Though we must point out we’re not suggesting a small business should replicate the marketing activities of large businesses (for example, with big brand awareness campaigns). We’re simply advising that utilising a bespoke brand strategy, one that shows the personality of your business, and is embedded across all areas of your business, will help any sized business to build a more successful, long-lasting brand.

So what is a brand and how do you develop your brand strategy?

There are many definitions of a brand and here we’re not talking about the colour or shape of your company logo, nor making reference to tactical marketing activities, such as why your latest tweet didn’t get any likes or comments; but what your business truly represents. How your business is perceived in the market. How your customers feel when they deal with you. How they may describe you. Your businesses’ own individual style, its personality. That is your brand. Its what sets apart Volvo from Volkswagen, makes Apple synonymous with innovation and design and makes Ikea accessible to the masses.

And a great brand plan will cover the following elements, bringing to life all facets of your brand:

  • Your purpose: what your business stands for. It’s core focus that sets you apart from your competitors. The reason for your existence may be purely financial, or perhaps twofold, incorporating both commercial success whilst doing good in the world. We, of course, admire the brands that do the latter. Defining your core purpose, your positioning statement, your company vision, mission and values can help your brand to connect with both your employees and customers on a greater and more emotional level, helping you to stand out from the rest.
  • Your goals: what are you looking to achieve? What resources and tactics do you need to support your goals? The brand strategy should engage all areas of the business such as marketing, sales, customer service, operations, H.R. and product development, ensuring they are aligned, detailing what each business area needs to do to ensure the plan’s success.
  • Your competitive advantage: identify and understand your target market, what your customers want, what drives them to purchase, and what the brand’s capabilities are now and in the long term. Don’t forget to review external factors that may affect the business too. Review your competitors and the future landscape of the sector you’re in.

Then, and most importantly, once you’ve written your brand plan, gain engagement for this across your entire organisation.
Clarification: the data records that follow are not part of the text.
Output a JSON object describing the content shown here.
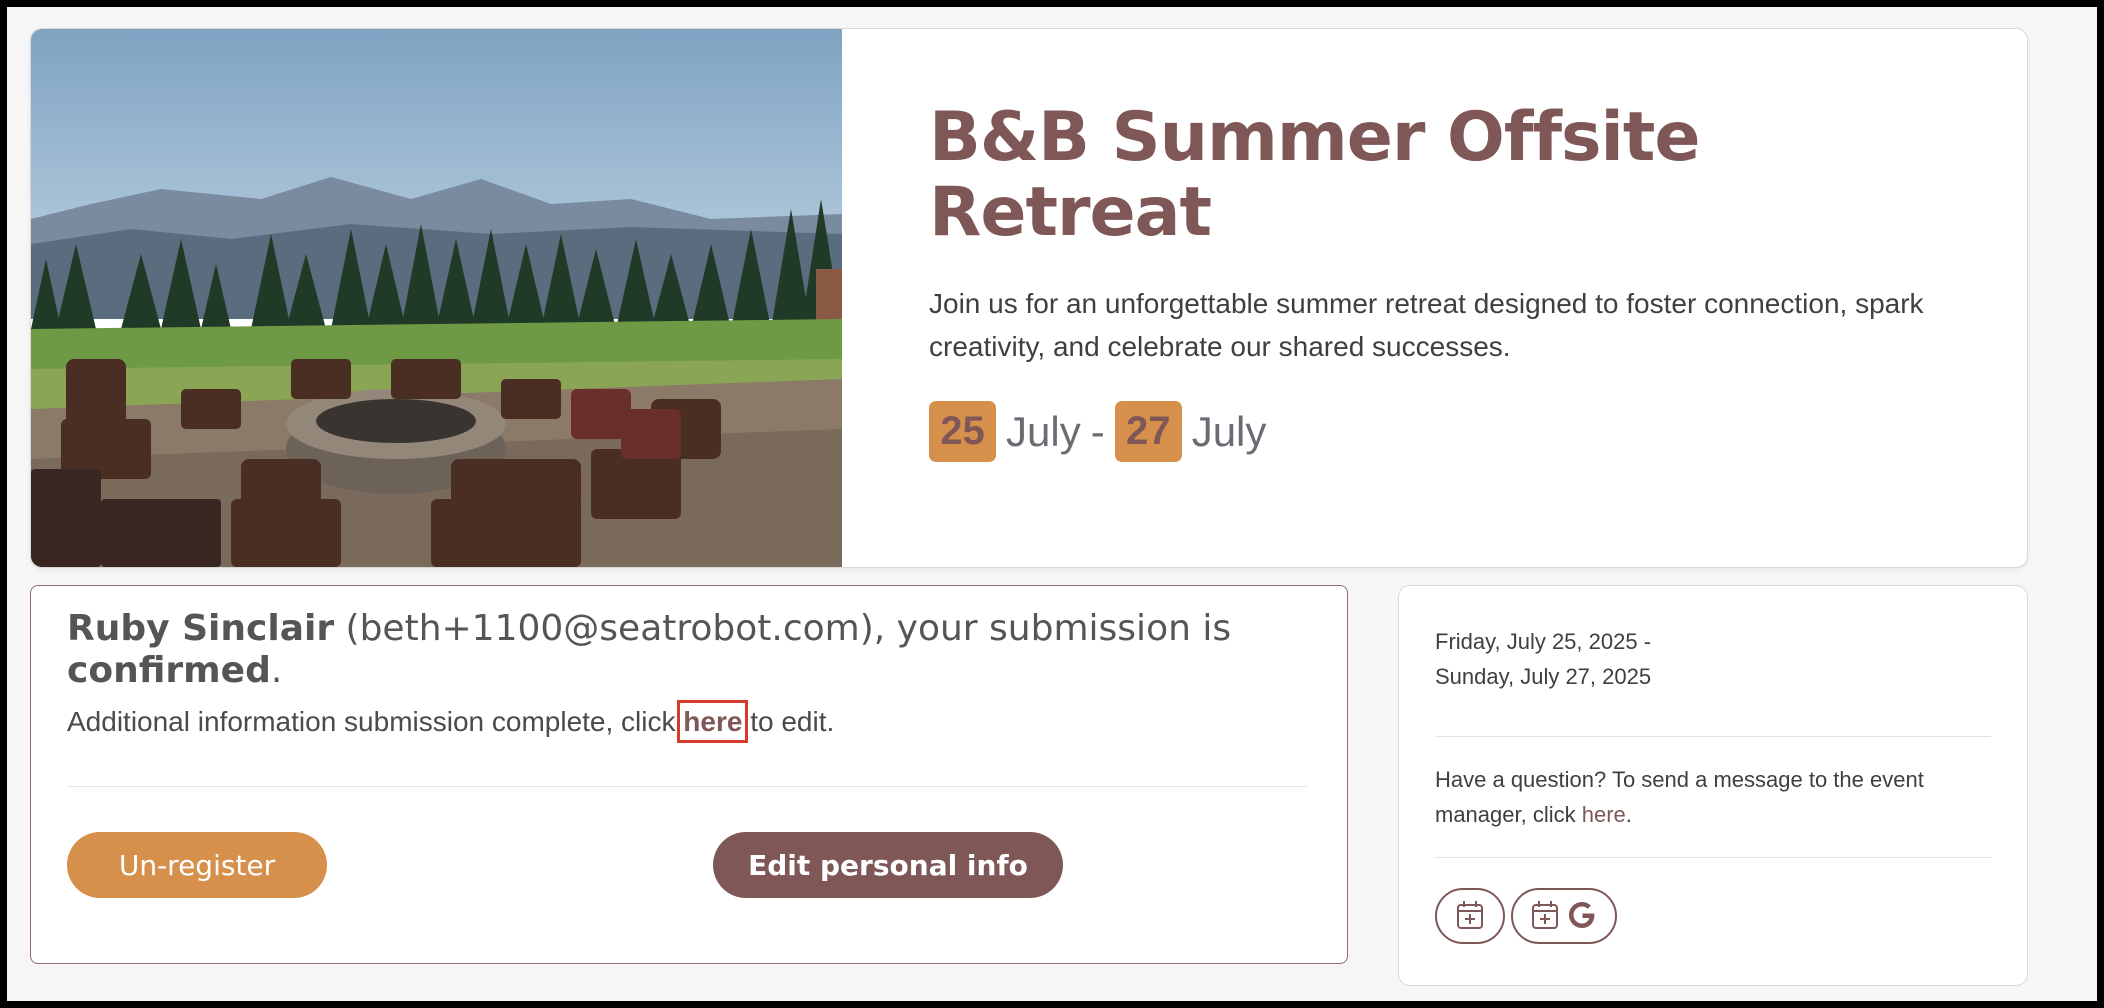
{
  "event": {
    "title": "B&B Summer Offsite Retreat",
    "description": "Join us for an unforgettable summer retreat designed to foster connection, spark creativity, and celebrate our shared successes.",
    "start_day": "25",
    "start_month": "July",
    "separator": "-",
    "end_day": "27",
    "end_month": "July",
    "image_icon": "photo-campfire-chairs-mountains"
  },
  "confirmation": {
    "name": "Ruby Sinclair",
    "email_text": " (beth+1100@seatrobot.com), your submission is ",
    "status": "confirmed",
    "period": ".",
    "info_prefix": "Additional information submission complete, click ",
    "info_link": "here",
    "info_suffix": " to edit.",
    "unregister_label": "Un-register",
    "edit_label": "Edit personal info"
  },
  "side": {
    "date_line1": "Friday, July 25, 2025 -",
    "date_line2": "Sunday, July 27, 2025",
    "question_prefix": "Have a question? To send a message to the event manager, click ",
    "question_link": "here",
    "question_suffix": ".",
    "calendar_icon": "calendar-add-icon",
    "google_icon": "google-g-icon"
  },
  "colors": {
    "brand": "#7f5757",
    "accent": "#d6904b",
    "highlight": "#d63a2a"
  }
}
Appealing to your customers on both emotional and commercial levels needs commitment from all your colleagues and communicating consistently across all employee and customer touch points. Implementing your brand strategy is undoubtedly a long-term activity, yet one that can add serious value to your business, helping to enhance your brand’s credibility and your bottom line.

By | 2019-07-22T13:28:58+00:00 July 22nd, 2019|Marketing, News|